It seems unfair to simply classify Elliott Sharp as a musician and composer, which he certainly is. It should also be mentioned that he is a writer, artist, instrument maker, teacher and producer.
But more than that, his head is a laboratory of ideas that constantly manifest themselves in an incredible variety of projects. He has released over 85 records that run the gamut from relatively simple blues to avant-garde jazz to pure noise.
Sharp’s many collaboration partners include Debbie Harry, Sonny Sharrock, the Kronos Quartet, Christian Marclay and Nusrat Fateh Ali Khan, but that’s just the short list – and that doesn’t include film scores and installations. sound. As stated in his biography, he was “the first to apply fractal geometry, chaos theory and genetic metaphors to musical composition and interaction”.
It might sound intimidating to the casual listener, but Sharp doesn’t mind if you don’t understand everything.

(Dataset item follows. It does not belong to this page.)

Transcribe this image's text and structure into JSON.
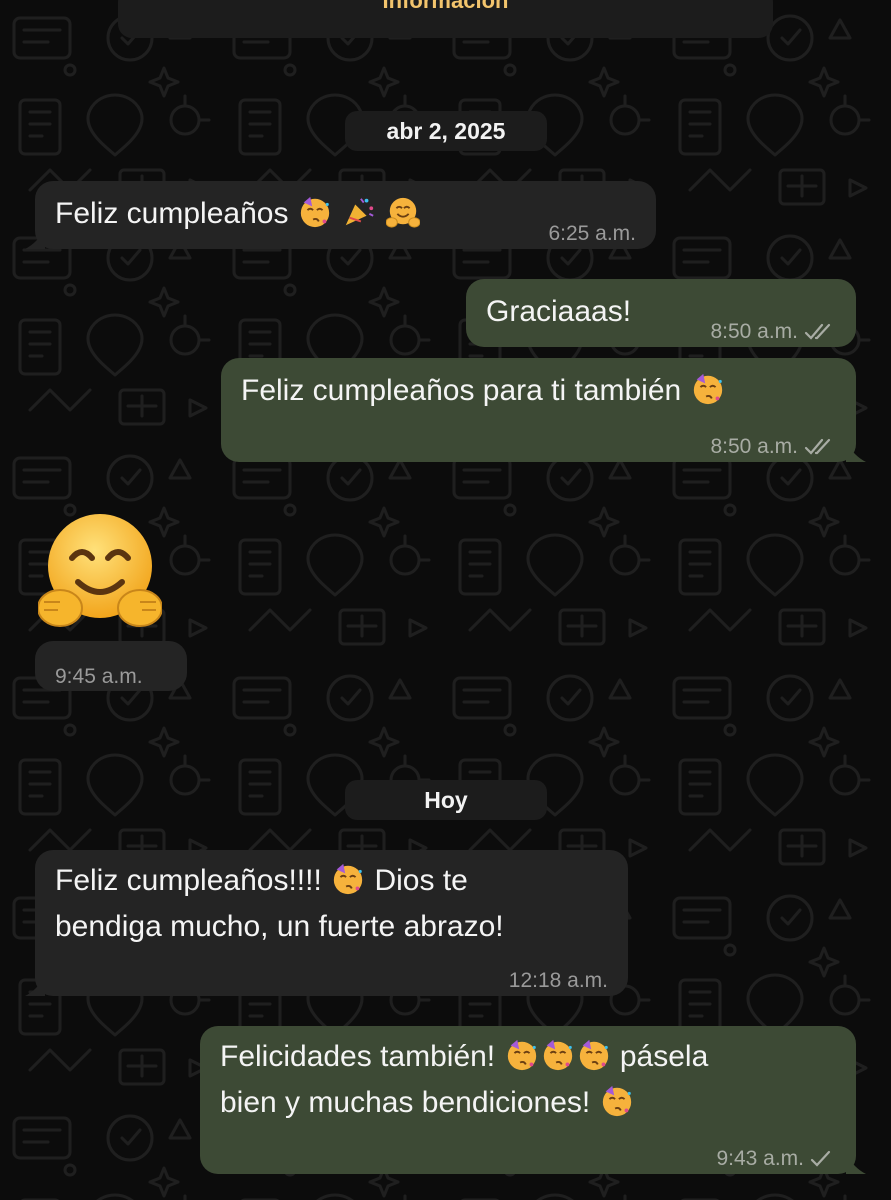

“Listening to me is a process of psycho-acoustic chemical change,” he explains. “When you hear things, you react in ways that you’re not always aware of. I’m interested in how to invoke in listeners what the game does in terms of my own psychological chemistry. Acting is a transformative experience, just like listening.
Sitting in his East Village studio, where he’s been based for decades, Sharp recalls playing piano in a recital at Carnegie Hall when he was 7, switching to classical clarinet and having learned the electric guitar as a teenager in 1968.
He says the Ramones changed his life when he heard them in Buffalo in the late 70s and one of the reasons he came to New York in 1979 was the compilation No New York, a vinyl record of post-punk noise that Creem magazine called “Fiercely avant-garde and aggressively ugly music.”
“The first person I met in New York was Dave Hofstra,” Sharp recalled. “I asked him, what are you doing? He told me he was in The Contortions (one of the No New York bands) and I knew I was in the right place.
Sharp was then playing more sax than guitar and took gigs as a bassist, eventually learning the viola and cello while experimenting with the synthesizer and various electronics along the way. Not satisfied with readily available instruments, Sharp created their own line of “Mutantum” guitars and other Frankenstein creations from salvaged guitars and, well, anything that worked.
“Constructed entirely from elements of the garbage can,” Sharp explains, the “violameriyah” is a mixture of a fiddle, a dulcimer and the sumsumiyah, a Bedouin instrument.
“I get some pretty amazing and indescribable sounds out of it,” he says.
Also note the “Arches H-Line”.
“I built it as a tribute to the great luthier and improviser Hans Reichel who was a friend and colleague,” he says. “The name is an anagram of his name. It’s more of a sound source – it’s not tuned to anything in western intonation. It might look like a zither or some weird Star Trek prop.
Sharp, who is not one to sit still, is in the midst of a number of projects. In addition to releasing other people’s music on his label, zOaR Records, two books will join his previously released memoir “IrRational Music”: “Feedback,” about consciousness and sound, and “Sky Road Stories,” life stories on tour. He has just completed a formal composition entitled “Network” which includes a mixture of notation and abstract and open-ended instructions for 16 musicians.
Next comes a commission from the Multiple Joy(ce) Orchestra which will make its German debut in October. A third album with Helene Breschand as Chansons de Crepescule is nearing completion and a new project with frequent collaborator Eric Mingus, “Fourth Blood Moon”, is also in the works. The duo will perform at Rockwood Music Hall on October 6.
“The pandemic worked for me,” he admits. “I’m quite a compulsive workaholic. I find that each idea feeds another. My ideas come from reading or simply from walking. Often, while walking along the East River, I have formed the seeds of a composition.
These compositions can be the seed of ideas for his string quartets, which he considers probably his most difficult work, or the more accessible cds of Terraplane, which are a good starting point if you’re looking for old-school blues. played in a very modern way.
As for his approach to almost everything, Sharp is determined to throw the cards down and not just find new routes, but create his own.
“People worry too much about grades,” he muses, concluding. “Notes are just a certain narrow sound frame.”